Tortoises can live for almost 200 years, clams for more than 500. Some trees have been known to last thousands of years. But how’s this for longevity? A new study published in the journal Geology by a research group from West Virginia University showed convincingly that microorganisms found in a salt rock in Australia have survived for 830 million years.
The results are remarkable on several accounts. It extends the record for how long bacteria can remain viable in fluid inclusions — that is, microscopic bubbles — within rocks by nearly 500 million years. (The previous record holder was from a 250-million-year-old salt rock.) And perhaps more surprising, the recovered microorganisms included not only bacteria, but more complex microorganisms like algae and fungi.
The obvious question is how microorganisms can survive for such a long time. The authors could not provide a clear answer, but bacteria are known to go dormant, forming spores that require little or no energy expenditure over time. Even non-spore forming microbes are known to lower their metabolic rate to near zero, which also allows them to become dormant. Perhaps some of the microorganisms originally trapped in the Australian rock died, providing food for the remaining microbes. Although the exact mechanism is unknown at this time, it seems clear that the fluids inside the salt inclusions serve as a microhabitat for the trapped microbes, which allowed for the exceptional preservation of organic matter over millions of years.
Salts aren’t just good preservatives. They also support active life. The most common way they do that is by lowering the freezing point of water so that it stays liquid in very cold environments, on Earth and possibly elsewhere. Some salt-adapted microbes can live in a saturated sodium chloride solution with a freezing point of -21o C (-6o F). At least one bacterium, Planococcus halocryophilus, is able to metabolize at this low temperature. Perchlorates found in Chile’s Atacama Desert, Antarctica, and even on Mars can suppress the freezing point of water even further, although microorganisms don’t seem to be able to tolerate them as well as solutions made of chloride salts.
In the driest areas of the Atacama, microbes rely on the ability of certain salts such as halite — the same thing as table salt, chemically speaking — to attract water directly from the atmosphere. (This hygroscopic property is why salt gets clumpy if you leave it in humid air for too long.) The effect becomes even more pronounced in hyper-arid deserts. The salt absorbs so much moisture that some of it dissolves and forms a solution, a process called deliquescence. This is how microbes can survive in a place where it may only rain once every decade.

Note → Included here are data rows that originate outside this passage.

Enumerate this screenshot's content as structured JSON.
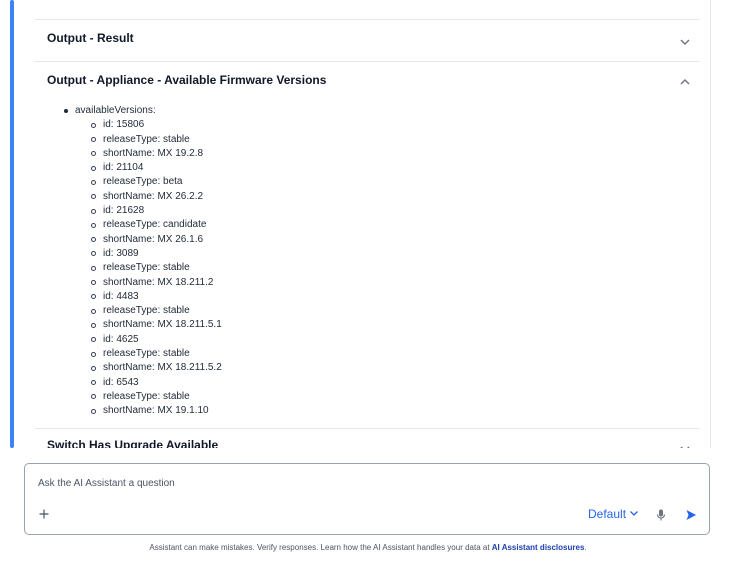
{
  "sections": [
    {
      "title": "Output - Result",
      "expanded": false
    },
    {
      "title": "Output - Appliance - Available Firmware Versions",
      "expanded": true
    },
    {
      "title": "Switch Has Upgrade Available",
      "expanded": false
    }
  ],
  "firmware": {
    "root_label": "availableVersions:",
    "items": [
      "id: 15806",
      "releaseType: stable",
      "shortName: MX 19.2.8",
      "id: 21104",
      "releaseType: beta",
      "shortName: MX 26.2.2",
      "id: 21628",
      "releaseType: candidate",
      "shortName: MX 26.1.6",
      "id: 3089",
      "releaseType: stable",
      "shortName: MX 18.211.2",
      "id: 4483",
      "releaseType: stable",
      "shortName: MX 18.211.5.1",
      "id: 4625",
      "releaseType: stable",
      "shortName: MX 18.211.5.2",
      "id: 6543",
      "releaseType: stable",
      "shortName: MX 19.1.10"
    ]
  },
  "composer": {
    "placeholder": "Ask the AI Assistant a question",
    "model_label": "Default",
    "icons": {
      "add": "plus-icon",
      "dropdown": "chevron-down-icon",
      "mic": "microphone-icon",
      "send": "send-icon"
    }
  },
  "footer": {
    "disclaimer_text": "Assistant can make mistakes. Verify responses. Learn how the AI Assistant handles your data at ",
    "disclaimer_link": "AI Assistant disclosures",
    "disclaimer_end": "."
  },
  "colors": {
    "accent": "#3b82f6",
    "link": "#2563eb"
  }
}
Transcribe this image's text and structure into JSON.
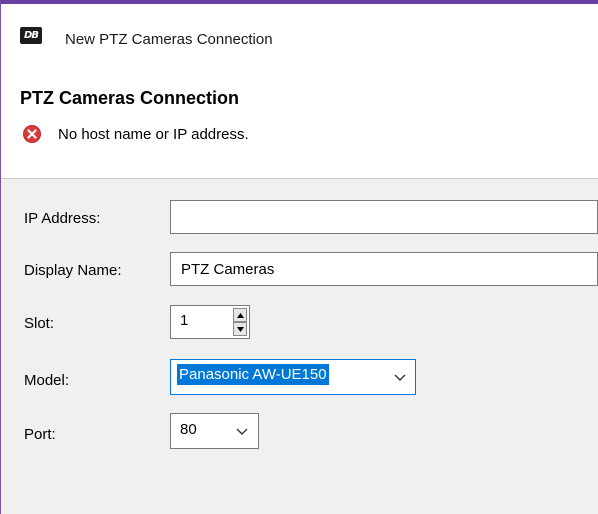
{
  "window": {
    "title": "New PTZ Cameras Connection",
    "app_icon_text": "DB"
  },
  "header": {
    "section_title": "PTZ Cameras Connection",
    "error_message": "No host name or IP address."
  },
  "form": {
    "ip_address": {
      "label": "IP Address:",
      "value": ""
    },
    "display_name": {
      "label": "Display Name:",
      "value": "PTZ Cameras"
    },
    "slot": {
      "label": "Slot:",
      "value": "1"
    },
    "model": {
      "label": "Model:",
      "value": "Panasonic AW-UE150"
    },
    "port": {
      "label": "Port:",
      "value": "80"
    }
  },
  "colors": {
    "accent": "#6b3fa0",
    "error": "#d83b3b",
    "selection": "#0078d7"
  }
}
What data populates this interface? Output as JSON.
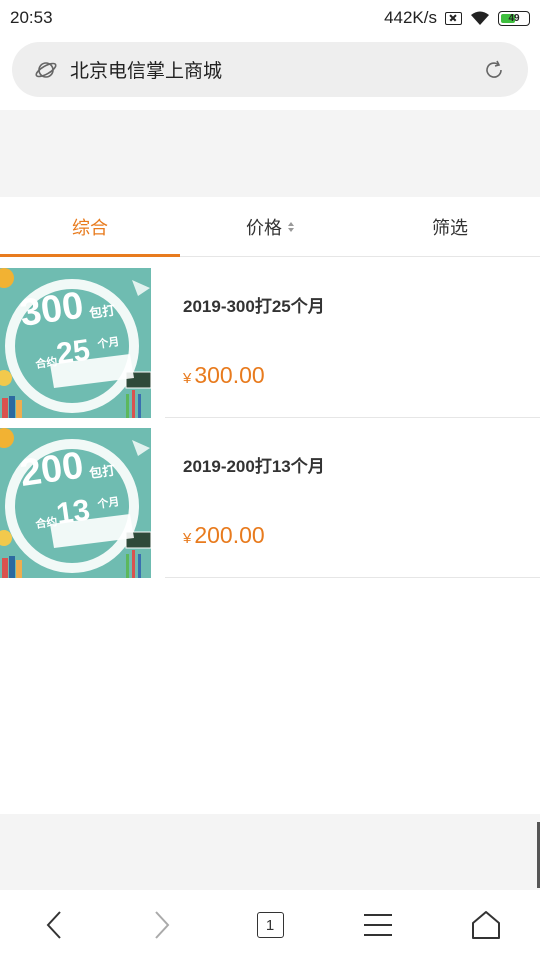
{
  "status_bar": {
    "time": "20:53",
    "network_speed": "442K/s",
    "battery_level": "49",
    "icons": [
      "no-sim-icon",
      "wifi-icon",
      "battery-icon"
    ]
  },
  "address_bar": {
    "title": "北京电信掌上商城",
    "left_icon": "planet-icon",
    "right_icon": "refresh-icon"
  },
  "tabs": [
    {
      "label": "综合",
      "active": true
    },
    {
      "label": "价格",
      "active": false
    },
    {
      "label": "筛选",
      "active": false
    }
  ],
  "products": [
    {
      "name": "2019-300打25个月",
      "currency": "¥",
      "price": "300.00",
      "thumb": {
        "big": "300",
        "suffix": "包打",
        "prefix": "合约",
        "months": "25",
        "unit": "个月"
      }
    },
    {
      "name": "2019-200打13个月",
      "currency": "¥",
      "price": "200.00",
      "thumb": {
        "big": "200",
        "suffix": "包打",
        "prefix": "合约",
        "months": "13",
        "unit": "个月"
      }
    }
  ],
  "bottom_nav": {
    "tab_count": "1",
    "icons": [
      "back-icon",
      "forward-icon",
      "tabs-icon",
      "menu-icon",
      "home-icon"
    ]
  },
  "colors": {
    "accent": "#e87b1e",
    "thumb_bg": "#6fbcb1"
  }
}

Of Mars and microbes
These water-hoarding properties of salt would be extremely valuable for Martian organisms, if they exist. Early Mars was warmer and wetter than it is today, and liquid water existed on its surface as recently as two billion years ago (or perhaps even more recently). Surface life might have gone extinct when the planet dried up, but perhaps its organic remnants can still be found in entombed salt crystals. If we are really lucky, perhaps we can even find preserved, viable microorganisms on Mars today.
There’s a more exciting possibility. If life was able to hang on after the last lakes on Mars evaporated and the planet turned cold and dry, salts may have kept pockets of water above the freezing point in locations like the bottom of the Valles Marineris Canyon, caves known as lava tubes, or just beneath the Martian surface. Microbial holdouts from the planet’s wet period could have adapted to desert conditions with the help of hygroscopic salts like halite, and super-salty environments may have become the last outposts of life. Three years ago, at a NASA-organized workshop to discuss the possibility of Martian life existing today, salt environments were recognized as one of the four potential niches for life on Mars, the others being caves, ice, and the deep subsurface.
On Mars, follow the salt
Don’t get me wrong, it would certainly be very challenging for life to thrive on Mars today. The planet is two to fifty times drier than the driest region of the Atacama desert, where microbial life can just barely hang on. But Mars has seen episodes of increased volcanic activity in its past, which may make the planet temporarily less arid. Once every few million years or so, the Martian axis tips over, the polar ices melt, and the water gets redistributed to the equator. During these events, water availability on Mars would be very similar to deserts on Earth. Life may have evolved to go dormant during dry Martian periods (like today) and become active when liquid water reappears.
If so, we should look for Martian life just below the surface. In the dry core of the Atacama, we find an assortment of microbial life only centimeters underground, including cyanobacteria that need light for photosynthesis. The same may be true on Mars, if we look in the right location. Where would this be?
I suggest searching where no lander or rover has looked before: the Southern Highlands of Mars. We know from remote sensing images that there are plenty of chloride salt deposits near the surface. Rather than following NASA’s old mantra of “follow the water,” we should look for salts, as these are a proven means of obtaining water in very dry deserts. They could point us to one of the most exciting discoveries in history.